• _Problem requirements_
All that is needed is each line of the entries holding the word "Сервислог", copied as it stands.

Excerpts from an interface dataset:
******************************

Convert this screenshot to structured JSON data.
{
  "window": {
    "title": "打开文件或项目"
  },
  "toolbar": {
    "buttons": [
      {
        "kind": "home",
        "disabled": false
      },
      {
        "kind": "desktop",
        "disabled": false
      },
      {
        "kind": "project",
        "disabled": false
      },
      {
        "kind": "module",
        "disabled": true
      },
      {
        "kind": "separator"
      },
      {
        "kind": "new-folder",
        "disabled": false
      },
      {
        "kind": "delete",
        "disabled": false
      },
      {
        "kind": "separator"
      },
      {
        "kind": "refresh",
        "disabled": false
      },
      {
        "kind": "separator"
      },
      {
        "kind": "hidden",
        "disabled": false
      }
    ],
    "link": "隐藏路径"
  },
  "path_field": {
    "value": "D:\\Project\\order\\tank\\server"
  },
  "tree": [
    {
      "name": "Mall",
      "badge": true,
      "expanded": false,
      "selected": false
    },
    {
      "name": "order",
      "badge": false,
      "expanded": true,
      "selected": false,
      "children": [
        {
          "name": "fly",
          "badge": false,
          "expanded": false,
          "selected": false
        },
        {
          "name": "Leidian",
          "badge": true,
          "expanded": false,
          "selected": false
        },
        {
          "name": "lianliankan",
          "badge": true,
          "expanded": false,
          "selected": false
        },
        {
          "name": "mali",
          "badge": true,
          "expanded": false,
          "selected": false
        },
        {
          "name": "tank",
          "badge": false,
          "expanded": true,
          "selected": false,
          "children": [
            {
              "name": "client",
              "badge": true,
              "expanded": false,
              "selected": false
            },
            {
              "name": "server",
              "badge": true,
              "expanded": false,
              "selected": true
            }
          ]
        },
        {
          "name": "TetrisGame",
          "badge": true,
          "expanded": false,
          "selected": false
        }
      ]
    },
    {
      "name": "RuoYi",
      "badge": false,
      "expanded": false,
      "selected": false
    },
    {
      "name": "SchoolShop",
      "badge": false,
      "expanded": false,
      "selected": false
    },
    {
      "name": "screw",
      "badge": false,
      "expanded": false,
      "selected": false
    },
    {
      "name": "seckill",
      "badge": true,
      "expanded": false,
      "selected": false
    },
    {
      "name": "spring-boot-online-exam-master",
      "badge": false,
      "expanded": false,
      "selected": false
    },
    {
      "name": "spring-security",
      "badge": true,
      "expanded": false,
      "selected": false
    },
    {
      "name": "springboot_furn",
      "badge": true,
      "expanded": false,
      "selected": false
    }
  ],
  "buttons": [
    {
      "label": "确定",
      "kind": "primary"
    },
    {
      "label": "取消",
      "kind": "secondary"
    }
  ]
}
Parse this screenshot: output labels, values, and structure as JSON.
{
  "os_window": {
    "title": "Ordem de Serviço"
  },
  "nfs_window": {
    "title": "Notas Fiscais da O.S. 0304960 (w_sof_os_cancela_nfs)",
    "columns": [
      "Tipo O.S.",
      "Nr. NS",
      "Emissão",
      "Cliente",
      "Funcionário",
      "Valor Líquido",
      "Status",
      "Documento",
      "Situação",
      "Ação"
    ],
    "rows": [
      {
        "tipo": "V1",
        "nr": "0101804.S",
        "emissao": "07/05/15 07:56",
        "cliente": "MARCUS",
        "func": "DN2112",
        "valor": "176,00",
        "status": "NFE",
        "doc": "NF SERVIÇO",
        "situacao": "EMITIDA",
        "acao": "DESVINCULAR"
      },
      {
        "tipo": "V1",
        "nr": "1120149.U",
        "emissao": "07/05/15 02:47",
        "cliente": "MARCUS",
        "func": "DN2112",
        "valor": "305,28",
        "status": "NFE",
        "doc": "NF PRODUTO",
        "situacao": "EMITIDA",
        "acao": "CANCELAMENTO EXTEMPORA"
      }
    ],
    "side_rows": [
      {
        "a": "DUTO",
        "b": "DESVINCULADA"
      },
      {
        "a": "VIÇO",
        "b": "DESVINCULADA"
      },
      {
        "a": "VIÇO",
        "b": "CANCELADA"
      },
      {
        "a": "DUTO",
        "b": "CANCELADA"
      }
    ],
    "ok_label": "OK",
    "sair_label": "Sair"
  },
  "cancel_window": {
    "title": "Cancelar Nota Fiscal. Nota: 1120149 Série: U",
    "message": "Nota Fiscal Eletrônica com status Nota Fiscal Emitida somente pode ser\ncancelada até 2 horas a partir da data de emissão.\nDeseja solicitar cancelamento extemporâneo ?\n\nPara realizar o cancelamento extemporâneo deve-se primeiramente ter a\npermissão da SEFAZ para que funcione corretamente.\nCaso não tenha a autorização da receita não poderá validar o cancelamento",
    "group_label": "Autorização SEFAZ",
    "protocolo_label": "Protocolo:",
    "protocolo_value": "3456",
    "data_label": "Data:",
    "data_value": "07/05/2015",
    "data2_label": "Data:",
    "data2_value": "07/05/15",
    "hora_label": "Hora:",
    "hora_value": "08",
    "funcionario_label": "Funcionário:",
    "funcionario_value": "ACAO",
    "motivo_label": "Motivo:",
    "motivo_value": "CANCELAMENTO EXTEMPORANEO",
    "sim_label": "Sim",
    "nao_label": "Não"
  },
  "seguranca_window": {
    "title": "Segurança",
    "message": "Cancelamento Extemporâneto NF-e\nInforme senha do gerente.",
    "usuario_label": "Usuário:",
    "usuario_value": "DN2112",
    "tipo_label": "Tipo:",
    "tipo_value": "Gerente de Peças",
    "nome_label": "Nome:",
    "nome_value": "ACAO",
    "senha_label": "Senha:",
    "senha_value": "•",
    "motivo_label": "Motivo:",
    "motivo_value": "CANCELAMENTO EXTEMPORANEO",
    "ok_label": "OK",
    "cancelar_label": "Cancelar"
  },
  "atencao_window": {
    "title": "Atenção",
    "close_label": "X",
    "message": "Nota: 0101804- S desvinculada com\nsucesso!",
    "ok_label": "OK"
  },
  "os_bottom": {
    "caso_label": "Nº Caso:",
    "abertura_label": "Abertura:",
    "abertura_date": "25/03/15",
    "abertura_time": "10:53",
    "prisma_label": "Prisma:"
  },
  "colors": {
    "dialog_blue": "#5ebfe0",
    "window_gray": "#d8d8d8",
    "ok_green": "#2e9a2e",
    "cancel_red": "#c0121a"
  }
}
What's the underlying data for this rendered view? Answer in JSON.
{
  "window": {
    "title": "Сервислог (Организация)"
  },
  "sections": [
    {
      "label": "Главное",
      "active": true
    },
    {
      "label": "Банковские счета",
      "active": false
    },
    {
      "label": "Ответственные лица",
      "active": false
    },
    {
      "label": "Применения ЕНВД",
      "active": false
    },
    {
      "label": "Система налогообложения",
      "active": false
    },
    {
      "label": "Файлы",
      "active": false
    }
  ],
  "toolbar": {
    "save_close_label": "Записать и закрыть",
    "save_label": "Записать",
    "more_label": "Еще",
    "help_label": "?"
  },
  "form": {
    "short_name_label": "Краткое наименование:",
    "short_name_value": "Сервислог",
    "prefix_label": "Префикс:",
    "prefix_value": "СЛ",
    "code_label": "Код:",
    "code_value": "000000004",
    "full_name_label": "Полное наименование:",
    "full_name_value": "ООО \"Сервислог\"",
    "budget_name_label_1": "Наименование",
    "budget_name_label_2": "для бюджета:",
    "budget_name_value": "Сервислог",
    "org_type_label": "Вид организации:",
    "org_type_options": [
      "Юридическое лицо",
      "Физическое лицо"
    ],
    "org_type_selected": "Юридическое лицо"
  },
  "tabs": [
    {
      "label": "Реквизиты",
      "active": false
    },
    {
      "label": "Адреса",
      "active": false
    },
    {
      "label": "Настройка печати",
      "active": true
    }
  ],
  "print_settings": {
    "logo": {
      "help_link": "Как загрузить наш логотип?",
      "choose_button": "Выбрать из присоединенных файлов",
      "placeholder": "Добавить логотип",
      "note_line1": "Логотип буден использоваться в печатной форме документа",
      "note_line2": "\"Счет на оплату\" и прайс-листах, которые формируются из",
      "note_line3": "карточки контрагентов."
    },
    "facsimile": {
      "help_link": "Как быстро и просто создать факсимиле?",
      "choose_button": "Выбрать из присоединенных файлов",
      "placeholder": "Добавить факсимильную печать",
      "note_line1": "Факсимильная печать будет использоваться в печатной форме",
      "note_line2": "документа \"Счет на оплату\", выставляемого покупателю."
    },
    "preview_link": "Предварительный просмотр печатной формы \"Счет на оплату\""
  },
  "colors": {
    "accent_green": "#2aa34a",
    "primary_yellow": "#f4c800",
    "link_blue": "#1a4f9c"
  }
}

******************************

• _Task solution_
    "title": "Сервислог (Организация)"
    "short_name_value": "Сервислог",
    "full_name_value": "ООО \"Сервислог\"",
    "budget_name_value": "Сервислог",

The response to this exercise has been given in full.